The Rights of Persons with Disabilities (RPWD) bill has not been passed even after amending the bill 15 times after its introduction in the Parliament in 2013. The JJ act, 2015 when it was a bill was introduced in the Parliament in December 2014 and passed on 31st December 2015 through President’s assent. This is a clear indication that the bill has not been drafted properly and it has been passed too quickly due to pressure from the Media and People over the juvenile convict involved with the Nirbhaya Gang Rape, 2012. The Government in principle should listen to the people of its nation as they are in place for their people and no one else, but they should not let public pressure cloud their judgement on basis of law as thelaw will stand once it comes into power. Passing of a bill into an act based on one gruesome instance does not do justice nor does it conform to equity. This bill due to the pressure created by this one incident has put the country’s most vulnerable but important section under the scope of penalization, they are the juveniles.
The Justice J.S Verma commission noted that the Juvenile Justice act had failed at providing to the juvenile any of the basic rights given to him by the Indian constitution and the juvenile cannot be held liable when these basic rights that are to be provided to them are not given to them.“We do not bring transformation. We…breed more criminals… In our prison and reformatory system by ghettoing them in juvenile homes and protective homes where they are told the state will protect and provide for them, by which promise is a fruitless one, “The panel said these things by also referring to the US Supreme Court in why they abolished death penalty for Juveniles in Roper v. Simmons. Case. “When a juvenile offender commits a heinous crime, the state can exact forfeiture of some of the most basic liberties, but the state cannot extinguish his life and his potential to attain a mature understanding of his own humanity”
JJ act, 2015 is changing the reformative approach to that of a very penalising one. What is understood from the bill is that if a juvenile has the mental capacity to do a crime and understand why and what he has done it for then he should not be viewed separately from the adult and can be put in the same prison as since he is ‘seemingly’ adult-like then he is an adult under law.
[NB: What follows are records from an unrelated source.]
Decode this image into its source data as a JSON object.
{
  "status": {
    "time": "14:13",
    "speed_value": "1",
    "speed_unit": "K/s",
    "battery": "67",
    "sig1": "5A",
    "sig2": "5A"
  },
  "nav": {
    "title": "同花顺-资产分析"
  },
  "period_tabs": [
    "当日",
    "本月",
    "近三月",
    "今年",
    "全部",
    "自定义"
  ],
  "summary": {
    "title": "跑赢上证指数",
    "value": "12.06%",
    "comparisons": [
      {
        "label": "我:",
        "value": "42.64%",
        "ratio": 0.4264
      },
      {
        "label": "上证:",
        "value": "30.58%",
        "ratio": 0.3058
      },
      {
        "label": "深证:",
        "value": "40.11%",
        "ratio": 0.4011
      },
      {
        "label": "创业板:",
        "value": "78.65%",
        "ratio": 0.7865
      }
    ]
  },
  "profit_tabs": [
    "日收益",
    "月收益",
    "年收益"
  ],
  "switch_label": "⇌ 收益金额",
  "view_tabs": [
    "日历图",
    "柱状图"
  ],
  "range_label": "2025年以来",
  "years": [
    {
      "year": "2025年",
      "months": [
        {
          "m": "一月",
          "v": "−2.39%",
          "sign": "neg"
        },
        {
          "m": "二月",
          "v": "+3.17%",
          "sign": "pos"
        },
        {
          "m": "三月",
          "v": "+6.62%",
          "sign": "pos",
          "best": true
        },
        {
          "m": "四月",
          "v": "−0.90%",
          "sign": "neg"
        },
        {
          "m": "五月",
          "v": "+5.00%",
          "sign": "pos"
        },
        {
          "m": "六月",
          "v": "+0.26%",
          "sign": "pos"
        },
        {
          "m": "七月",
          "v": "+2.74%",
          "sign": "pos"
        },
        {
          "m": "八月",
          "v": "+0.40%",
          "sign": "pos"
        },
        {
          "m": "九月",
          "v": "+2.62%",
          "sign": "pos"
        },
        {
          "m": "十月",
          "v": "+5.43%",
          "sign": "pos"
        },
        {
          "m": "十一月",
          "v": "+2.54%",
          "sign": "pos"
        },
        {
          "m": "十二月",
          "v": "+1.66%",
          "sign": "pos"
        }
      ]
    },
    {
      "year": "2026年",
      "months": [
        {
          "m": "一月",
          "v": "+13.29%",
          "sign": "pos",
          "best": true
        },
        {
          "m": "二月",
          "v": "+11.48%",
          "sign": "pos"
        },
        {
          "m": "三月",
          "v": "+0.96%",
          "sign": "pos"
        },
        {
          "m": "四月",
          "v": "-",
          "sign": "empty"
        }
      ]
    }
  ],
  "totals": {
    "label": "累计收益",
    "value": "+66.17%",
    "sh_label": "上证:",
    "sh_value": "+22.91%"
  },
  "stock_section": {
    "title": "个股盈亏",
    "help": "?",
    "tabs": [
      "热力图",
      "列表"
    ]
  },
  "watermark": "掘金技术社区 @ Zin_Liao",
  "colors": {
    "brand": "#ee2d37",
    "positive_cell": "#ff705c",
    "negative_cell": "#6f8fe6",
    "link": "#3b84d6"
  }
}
Thus he can take on the same punishments as that an adult would. But what the law does not take into consideration is what background might have the juvenile come from if he has to resort to such means. Why must he be criticised for what his society made him? Why shouldn’t he have the chance to repent and improve himself to make his life, the lives of others and the future of his country better? Reformation is something that should be done to child offenders as there is always a high probability that they did whatever that they did due to a mob-like mentality. They don’t take into consideration a lot of things that a normal adult in his/her circumstance would because his/her mind is immature and is not capable of understanding the scope of whatever is being done by him and the effect it will have on his life and the lives of people around.
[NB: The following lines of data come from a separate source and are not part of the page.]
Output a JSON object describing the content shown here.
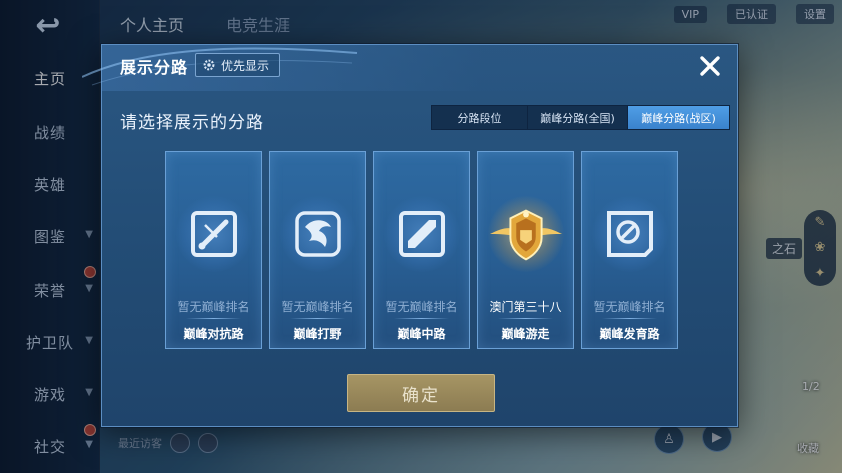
{
  "background": {
    "back_symbol": "↩",
    "nav": [
      {
        "label": "主页",
        "active": true,
        "chevron": false,
        "dot": false
      },
      {
        "label": "战绩",
        "active": false,
        "chevron": false,
        "dot": false
      },
      {
        "label": "英雄",
        "active": false,
        "chevron": false,
        "dot": false
      },
      {
        "label": "图鉴",
        "active": false,
        "chevron": true,
        "dot": false
      },
      {
        "label": "荣誉",
        "active": false,
        "chevron": true,
        "dot": true
      },
      {
        "label": "护卫队",
        "active": false,
        "chevron": true,
        "dot": false
      },
      {
        "label": "游戏",
        "active": false,
        "chevron": true,
        "dot": false
      },
      {
        "label": "社交",
        "active": false,
        "chevron": true,
        "dot": true
      }
    ],
    "tabs": [
      "个人主页",
      "电竞生涯"
    ],
    "top_right": [
      "VIP",
      "已认证",
      "设置"
    ],
    "stone_label": "之石",
    "visitor_label": "最近访客",
    "bottom_right": {
      "btn1_label": "1/2",
      "btn2_label": "收藏"
    }
  },
  "dialog": {
    "title": "展示分路",
    "priority_label": "优先显示",
    "subtitle": "请选择展示的分路",
    "segments": [
      {
        "label": "分路段位",
        "active": false
      },
      {
        "label": "巅峰分路(全国)",
        "active": false
      },
      {
        "label": "巅峰分路(战区)",
        "active": true
      }
    ],
    "cards": [
      {
        "rank": "暂无巅峰排名",
        "name": "巅峰对抗路",
        "icon": "sword-lane-icon",
        "has_rank": false
      },
      {
        "rank": "暂无巅峰排名",
        "name": "巅峰打野",
        "icon": "dragon-jungle-icon",
        "has_rank": false
      },
      {
        "rank": "暂无巅峰排名",
        "name": "巅峰中路",
        "icon": "mid-lane-icon",
        "has_rank": false
      },
      {
        "rank": "澳门第三十八",
        "name": "巅峰游走",
        "icon": "gold-crest-icon",
        "has_rank": true
      },
      {
        "rank": "暂无巅峰排名",
        "name": "巅峰发育路",
        "icon": "adc-lane-icon",
        "has_rank": false
      }
    ],
    "confirm_label": "确定"
  },
  "colors": {
    "dialog_bg": "#234d76",
    "active_tab": "#3a82cc",
    "confirm_btn": "#8c7c52",
    "gold_emblem": "#e7b547"
  }
}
The child is the most precious asset of a Country and not letting them become their best is not fair to them because there is no guarantee why they did what they did, after all, they are still just children.
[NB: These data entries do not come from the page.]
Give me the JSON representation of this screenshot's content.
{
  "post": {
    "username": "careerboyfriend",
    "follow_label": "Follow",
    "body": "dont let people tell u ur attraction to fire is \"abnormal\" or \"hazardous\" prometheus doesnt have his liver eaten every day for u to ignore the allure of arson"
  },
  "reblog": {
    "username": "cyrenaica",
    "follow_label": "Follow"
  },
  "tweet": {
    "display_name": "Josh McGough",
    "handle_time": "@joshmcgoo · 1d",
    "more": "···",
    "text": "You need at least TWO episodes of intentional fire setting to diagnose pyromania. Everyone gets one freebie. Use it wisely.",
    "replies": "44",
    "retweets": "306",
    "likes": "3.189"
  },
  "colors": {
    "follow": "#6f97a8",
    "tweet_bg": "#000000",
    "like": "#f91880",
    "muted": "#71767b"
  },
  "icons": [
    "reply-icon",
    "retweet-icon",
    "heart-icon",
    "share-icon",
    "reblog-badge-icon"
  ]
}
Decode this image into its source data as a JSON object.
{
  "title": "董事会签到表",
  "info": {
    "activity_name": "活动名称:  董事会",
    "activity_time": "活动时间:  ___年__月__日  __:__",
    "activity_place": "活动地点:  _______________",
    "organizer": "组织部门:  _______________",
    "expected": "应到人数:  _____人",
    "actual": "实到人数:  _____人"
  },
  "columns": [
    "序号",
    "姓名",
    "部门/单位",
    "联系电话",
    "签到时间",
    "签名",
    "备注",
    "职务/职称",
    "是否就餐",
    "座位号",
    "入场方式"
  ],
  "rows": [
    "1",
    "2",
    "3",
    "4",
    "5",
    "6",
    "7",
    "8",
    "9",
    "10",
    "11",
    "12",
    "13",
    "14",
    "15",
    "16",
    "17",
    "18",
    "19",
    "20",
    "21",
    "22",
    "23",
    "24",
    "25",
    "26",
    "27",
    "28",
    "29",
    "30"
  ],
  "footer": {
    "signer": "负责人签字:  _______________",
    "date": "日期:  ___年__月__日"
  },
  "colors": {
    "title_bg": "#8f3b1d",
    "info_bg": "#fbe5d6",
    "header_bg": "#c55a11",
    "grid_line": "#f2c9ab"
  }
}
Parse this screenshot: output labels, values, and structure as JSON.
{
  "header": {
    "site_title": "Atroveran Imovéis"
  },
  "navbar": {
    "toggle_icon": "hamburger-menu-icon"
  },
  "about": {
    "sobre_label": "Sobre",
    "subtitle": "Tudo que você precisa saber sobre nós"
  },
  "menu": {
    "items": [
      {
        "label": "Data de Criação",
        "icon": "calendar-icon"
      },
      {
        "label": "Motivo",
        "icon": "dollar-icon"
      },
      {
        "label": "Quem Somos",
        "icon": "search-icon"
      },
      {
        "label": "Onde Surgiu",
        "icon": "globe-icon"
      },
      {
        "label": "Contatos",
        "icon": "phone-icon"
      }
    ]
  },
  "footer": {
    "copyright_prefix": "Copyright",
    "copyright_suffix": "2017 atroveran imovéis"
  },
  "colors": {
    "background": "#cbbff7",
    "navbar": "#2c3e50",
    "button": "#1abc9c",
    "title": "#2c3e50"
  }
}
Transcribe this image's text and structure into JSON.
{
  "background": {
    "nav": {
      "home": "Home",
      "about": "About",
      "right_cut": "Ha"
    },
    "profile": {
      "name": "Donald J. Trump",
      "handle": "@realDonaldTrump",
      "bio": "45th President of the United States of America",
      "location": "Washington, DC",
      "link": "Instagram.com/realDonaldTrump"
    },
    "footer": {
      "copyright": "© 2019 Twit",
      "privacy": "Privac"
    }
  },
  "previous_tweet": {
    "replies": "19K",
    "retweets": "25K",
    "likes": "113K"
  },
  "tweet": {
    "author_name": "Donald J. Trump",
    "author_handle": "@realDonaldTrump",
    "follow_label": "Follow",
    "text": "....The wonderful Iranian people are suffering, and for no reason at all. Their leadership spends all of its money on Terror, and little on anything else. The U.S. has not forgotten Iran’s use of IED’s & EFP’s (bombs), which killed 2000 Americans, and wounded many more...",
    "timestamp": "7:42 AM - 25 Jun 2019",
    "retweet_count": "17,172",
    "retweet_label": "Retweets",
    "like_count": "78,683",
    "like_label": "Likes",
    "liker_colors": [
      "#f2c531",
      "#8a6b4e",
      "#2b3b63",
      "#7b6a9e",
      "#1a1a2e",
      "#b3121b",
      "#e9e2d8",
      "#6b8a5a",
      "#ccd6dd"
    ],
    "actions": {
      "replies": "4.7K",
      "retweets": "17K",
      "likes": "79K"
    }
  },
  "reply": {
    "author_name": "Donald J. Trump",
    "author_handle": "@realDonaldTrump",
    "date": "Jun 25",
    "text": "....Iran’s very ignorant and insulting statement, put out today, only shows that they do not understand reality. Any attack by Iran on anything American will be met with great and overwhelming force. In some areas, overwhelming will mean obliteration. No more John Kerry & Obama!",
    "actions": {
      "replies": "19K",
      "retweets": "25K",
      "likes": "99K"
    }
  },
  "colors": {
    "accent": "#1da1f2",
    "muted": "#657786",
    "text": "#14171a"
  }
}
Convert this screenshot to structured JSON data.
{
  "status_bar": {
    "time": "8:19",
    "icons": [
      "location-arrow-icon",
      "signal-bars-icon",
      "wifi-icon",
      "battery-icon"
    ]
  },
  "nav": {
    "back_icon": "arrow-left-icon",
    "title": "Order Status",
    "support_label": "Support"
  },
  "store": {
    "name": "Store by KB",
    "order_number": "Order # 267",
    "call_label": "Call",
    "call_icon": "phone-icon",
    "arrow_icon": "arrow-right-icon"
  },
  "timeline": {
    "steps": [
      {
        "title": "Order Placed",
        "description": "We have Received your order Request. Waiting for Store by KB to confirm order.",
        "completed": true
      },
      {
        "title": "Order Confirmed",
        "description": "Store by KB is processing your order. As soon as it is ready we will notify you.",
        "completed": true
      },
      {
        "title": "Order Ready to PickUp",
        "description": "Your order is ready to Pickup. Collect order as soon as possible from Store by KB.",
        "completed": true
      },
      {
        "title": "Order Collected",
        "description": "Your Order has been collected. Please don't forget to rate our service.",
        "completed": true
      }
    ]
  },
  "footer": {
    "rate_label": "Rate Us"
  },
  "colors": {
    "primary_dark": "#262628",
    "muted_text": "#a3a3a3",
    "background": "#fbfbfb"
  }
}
V. Venkatesan, and T. K. Rajalaksmi. “Of Juveniles and Justice.” Frontline22 Jan. 2016: 4-14
 Sanjay Suri & Anr. V. Delhi Administration,Delhi & Anr. 1988 SCC (Cri) 248
 Ex. Gnr.Ajit Singh v. Union of India 2004 Cr LJ 3994
 Subramanian Swamy & Ors. V. Raju thr. Member Juvenile Justice Board & Anr. (2014) 8 SCC 390
 “Justice Verma Panel against Reducing Juvenile Offenders’ Age.” The Times of India [New Delhi] 24 Jan. 2013: n. pag, The Times of India. 24 Jan. 2013. Web. 21 Jan. 2013.